*** Listed records ***

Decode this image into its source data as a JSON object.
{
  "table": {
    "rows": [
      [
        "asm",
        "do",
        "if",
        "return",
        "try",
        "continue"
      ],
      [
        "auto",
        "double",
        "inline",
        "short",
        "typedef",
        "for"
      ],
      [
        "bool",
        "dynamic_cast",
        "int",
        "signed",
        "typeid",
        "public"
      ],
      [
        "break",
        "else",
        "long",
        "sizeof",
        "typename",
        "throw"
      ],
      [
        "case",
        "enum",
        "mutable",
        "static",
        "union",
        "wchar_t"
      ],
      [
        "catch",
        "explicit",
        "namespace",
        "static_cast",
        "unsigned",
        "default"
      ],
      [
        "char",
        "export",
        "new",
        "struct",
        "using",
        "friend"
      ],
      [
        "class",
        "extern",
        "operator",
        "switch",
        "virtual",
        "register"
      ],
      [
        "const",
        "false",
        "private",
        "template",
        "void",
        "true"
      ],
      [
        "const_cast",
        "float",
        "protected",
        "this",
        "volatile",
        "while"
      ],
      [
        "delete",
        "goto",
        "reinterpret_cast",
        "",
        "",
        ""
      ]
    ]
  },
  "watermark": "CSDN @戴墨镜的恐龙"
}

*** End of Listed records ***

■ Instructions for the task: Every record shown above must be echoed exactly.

■ Final answer:
Decode this image into its source data as a JSON object.
{
  "table": {
    "rows": [
      [
        "asm",
        "do",
        "if",
        "return",
        "try",
        "continue"
      ],
      [
        "auto",
        "double",
        "inline",
        "short",
        "typedef",
        "for"
      ],
      [
        "bool",
        "dynamic_cast",
        "int",
        "signed",
        "typeid",
        "public"
      ],
      [
        "break",
        "else",
        "long",
        "sizeof",
        "typename",
        "throw"
      ],
      [
        "case",
        "enum",
        "mutable",
        "static",
        "union",
        "wchar_t"
      ],
      [
        "catch",
        "explicit",
        "namespace",
        "static_cast",
        "unsigned",
        "default"
      ],
      [
        "char",
        "export",
        "new",
        "struct",
        "using",
        "friend"
      ],
      [
        "class",
        "extern",
        "operator",
        "switch",
        "virtual",
        "register"
      ],
      [
        "const",
        "false",
        "private",
        "template",
        "void",
        "true"
      ],
      [
        "const_cast",
        "float",
        "protected",
        "this",
        "volatile",
        "while"
      ],
      [
        "delete",
        "goto",
        "reinterpret_cast",
        "",
        "",
        ""
      ]
    ]
  },
  "watermark": "CSDN @戴墨镜的恐龙"
}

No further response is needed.